“What downtown Cleveland looks like is very different from what it looked like when LeBron was drafted in 2003. The city’s well-known chefs, including Jonathon Sawyer, Michael Symon and Rocco Whalen, made their moves. New bar life surrounded their establishments.”
He also spoke with local Clevelander Joe Roman, president and CEO of the Greater Cleveland Partnership, who explained James’ long-term impact.
“In the first seven years LeBron was here, he gave business people the confidence to double down and invest,” Roman said. “It changed the energy behind the decision-making process.”
The Greater Cleveland Partnership has never put a number on James’ value to the city, but Roman said that it’s in the “hundreds of millions of dollars.”
As for Gilbert, he has at least financially protected himself from James’ departure in terms of ticket sales.
“Gilbert has protected himself in some fashion,” Rovell explained. “The most valuable seats in Quicken Loans Arena were sold on a three-year minimum for 2019 through 2022, and there’s no discount if LeBron isn’t there. Gilbert also used LeBron coming back to help finance a $140 million renovation, regardless of whether James is playing in town.”
In the end, James cannot be expected to stay because of the negative impact his departure could have on the team or city. As a player, James has done everything he set out to do with the Cavs when he brought an NBA championship to Cleveland in 2016. He has also made it clear that he is still in search of more championships before his storied career comes to an end.

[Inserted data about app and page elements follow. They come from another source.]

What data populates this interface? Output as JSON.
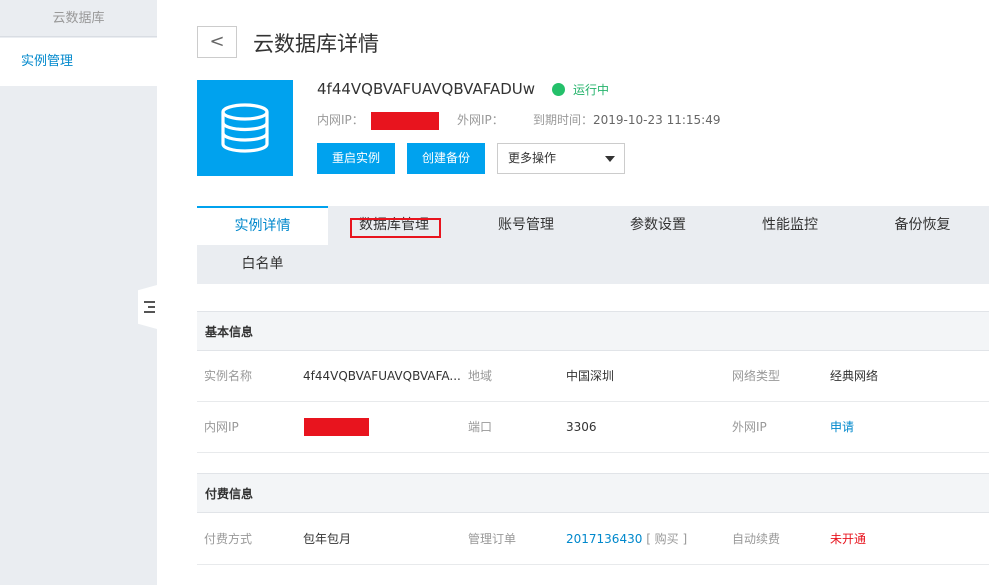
{
  "sidebar": {
    "title": "云数据库",
    "items": [
      {
        "label": "实例管理"
      }
    ]
  },
  "header": {
    "back_icon": "<",
    "title": "云数据库详情"
  },
  "instance": {
    "id": "4f44VQBVAFUAVQBVAFADUw",
    "status": "运行中",
    "status_color": "#24c06a",
    "inner_ip_label": "内网IP：",
    "outer_ip_label": "外网IP：",
    "expire_label": "到期时间：",
    "expire_value": "2019-10-23 11:15:49"
  },
  "actions": {
    "restart": "重启实例",
    "backup": "创建备份",
    "more": "更多操作"
  },
  "tabs": [
    {
      "label": "实例详情"
    },
    {
      "label": "数据库管理"
    },
    {
      "label": "账号管理"
    },
    {
      "label": "参数设置"
    },
    {
      "label": "性能监控"
    },
    {
      "label": "备份恢复"
    },
    {
      "label": "白名单"
    }
  ],
  "basic": {
    "header": "基本信息",
    "rows": [
      [
        {
          "label": "实例名称",
          "value": "4f44VQBVAFUAVQBVAFA..."
        },
        {
          "label": "地域",
          "value": "中国深圳"
        },
        {
          "label": "网络类型",
          "value": "经典网络"
        }
      ],
      [
        {
          "label": "内网IP",
          "value": ""
        },
        {
          "label": "端口",
          "value": "3306"
        },
        {
          "label": "外网IP",
          "value": "申请"
        }
      ]
    ]
  },
  "billing": {
    "header": "付费信息",
    "pay_label": "付费方式",
    "pay_value": "包年包月",
    "order_label": "管理订单",
    "order_id": "2017136430",
    "order_action": "[ 购买 ]",
    "renew_label": "自动续费",
    "renew_value": "未开通"
  },
  "colors": {
    "accent": "#00a2ee",
    "link": "#0088cc",
    "danger": "#e8141e"
  }
}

Whether or not that search keeps him in Cleveland remains to be seen.